South Carolina fifth-grader Raniya Wright, who passed away last month after a fight at her elementary school, died as a result of a ruptured blood vessel in her brain that stemmed from a birth defect, according to prosecutors.
District Solicitor Duffie Stone told reporters Raniya’s death will be attributed to natural causes in a report next week and no criminal charges will be filed in the case. “There was no evidence of trauma on or inside the body of Raniya Wright that would indicate that any fight in any magnitude contributed to her death,” Stone said at a news conference.

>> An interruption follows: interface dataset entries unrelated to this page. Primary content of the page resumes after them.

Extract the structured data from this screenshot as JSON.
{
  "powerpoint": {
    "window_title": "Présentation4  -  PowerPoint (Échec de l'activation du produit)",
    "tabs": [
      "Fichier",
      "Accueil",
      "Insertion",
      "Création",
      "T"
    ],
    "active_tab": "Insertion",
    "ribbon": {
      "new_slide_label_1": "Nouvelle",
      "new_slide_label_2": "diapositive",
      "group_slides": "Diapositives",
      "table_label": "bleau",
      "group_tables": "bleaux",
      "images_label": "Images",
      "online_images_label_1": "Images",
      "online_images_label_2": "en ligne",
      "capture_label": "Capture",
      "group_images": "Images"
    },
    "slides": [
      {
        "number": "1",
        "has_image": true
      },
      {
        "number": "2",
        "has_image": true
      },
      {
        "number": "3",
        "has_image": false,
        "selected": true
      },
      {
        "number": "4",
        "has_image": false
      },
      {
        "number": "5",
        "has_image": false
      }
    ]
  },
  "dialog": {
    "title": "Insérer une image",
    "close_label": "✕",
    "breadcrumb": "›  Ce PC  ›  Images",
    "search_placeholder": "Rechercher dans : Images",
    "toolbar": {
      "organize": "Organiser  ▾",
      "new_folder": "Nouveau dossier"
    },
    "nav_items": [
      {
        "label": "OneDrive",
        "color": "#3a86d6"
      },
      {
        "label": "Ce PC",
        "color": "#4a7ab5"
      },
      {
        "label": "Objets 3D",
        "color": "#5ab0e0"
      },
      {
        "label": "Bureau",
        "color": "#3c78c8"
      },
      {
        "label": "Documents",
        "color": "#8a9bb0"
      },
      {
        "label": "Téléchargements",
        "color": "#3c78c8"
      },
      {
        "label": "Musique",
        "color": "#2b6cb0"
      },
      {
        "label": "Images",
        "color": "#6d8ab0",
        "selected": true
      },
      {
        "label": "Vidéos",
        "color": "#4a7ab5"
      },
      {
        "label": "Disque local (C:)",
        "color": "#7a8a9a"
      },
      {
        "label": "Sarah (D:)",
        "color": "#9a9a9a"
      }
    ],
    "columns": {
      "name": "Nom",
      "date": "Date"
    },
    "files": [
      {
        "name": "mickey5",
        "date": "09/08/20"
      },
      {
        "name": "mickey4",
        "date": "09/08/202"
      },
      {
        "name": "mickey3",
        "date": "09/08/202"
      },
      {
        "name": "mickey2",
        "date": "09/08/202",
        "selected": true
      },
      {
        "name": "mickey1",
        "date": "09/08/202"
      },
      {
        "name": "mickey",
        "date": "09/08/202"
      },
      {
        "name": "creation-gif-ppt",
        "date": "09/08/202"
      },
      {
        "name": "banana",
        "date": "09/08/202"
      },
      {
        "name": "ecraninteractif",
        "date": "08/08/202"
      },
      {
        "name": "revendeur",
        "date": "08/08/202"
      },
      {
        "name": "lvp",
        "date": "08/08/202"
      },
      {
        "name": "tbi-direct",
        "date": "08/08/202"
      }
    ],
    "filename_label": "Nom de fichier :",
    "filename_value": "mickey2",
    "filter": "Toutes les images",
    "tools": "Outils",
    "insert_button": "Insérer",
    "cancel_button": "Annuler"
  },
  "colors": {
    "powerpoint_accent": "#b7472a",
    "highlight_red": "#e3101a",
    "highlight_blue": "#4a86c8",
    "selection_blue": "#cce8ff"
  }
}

The determination was made after pathologists conducted postmortem tests at the Medical University of South Carolina. They discovered Raniya’s brain had an “arteriovenous malformation,” or AVM, which is tangling of vessels connecting arteries and veins that disrupts normal blood flow. This results in surrounding tissues not getting enough oxygen, and affected vessels can rupture.
Colleton County Sheriff R.A. Strickland said Raniya was involved in a “five to 10 second slap fight” with another student in the classroom and a teacher separated them. He said Raniya had no sign of nor spoke of any injury but complained of a headache about 10 minutes later in the principal’s office.

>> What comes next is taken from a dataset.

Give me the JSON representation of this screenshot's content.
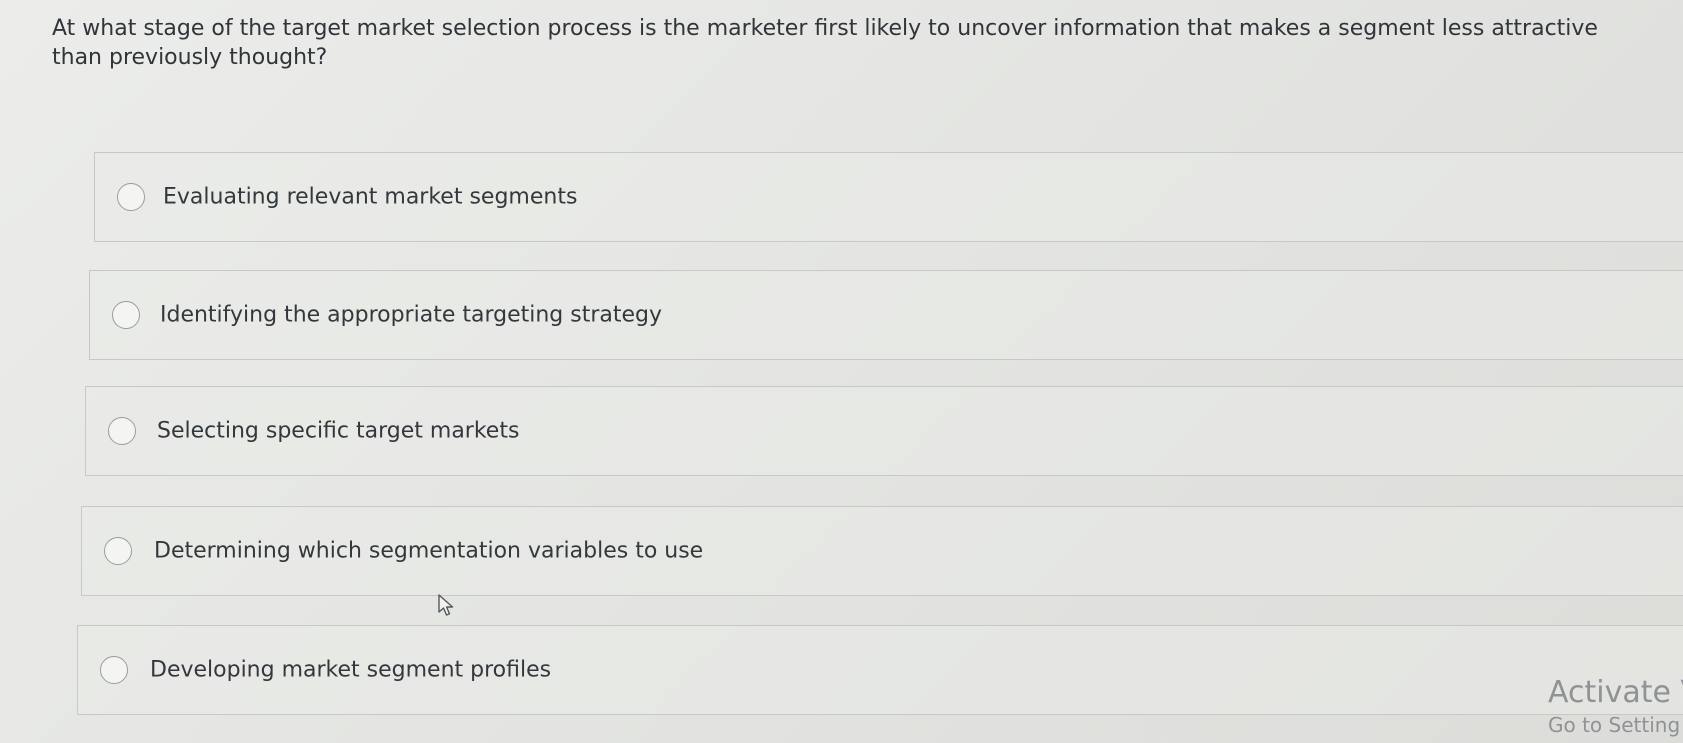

Authorities said she then lost consciousness and medics took her to a local hospital before transferring her to the Medical University of South Carolina in Charleston, where she died.
AVM apparently caused headaches that Reniya reportedly received treatment for. Stone said the rupture was ready to take place “just about any time,” and the “fight did not have anything to do with her passing away.”
Stone said Raniya visited a doctor at least six times for headaches since February 2017, including 13 days before the fight.
“The headaches are a manifestation of the condition. It was a matter of time.”
Margie Pizarro, an attorney for Raniya’s mother, Ashley Wright, said the family was unaware of the 10-year-old’s condition.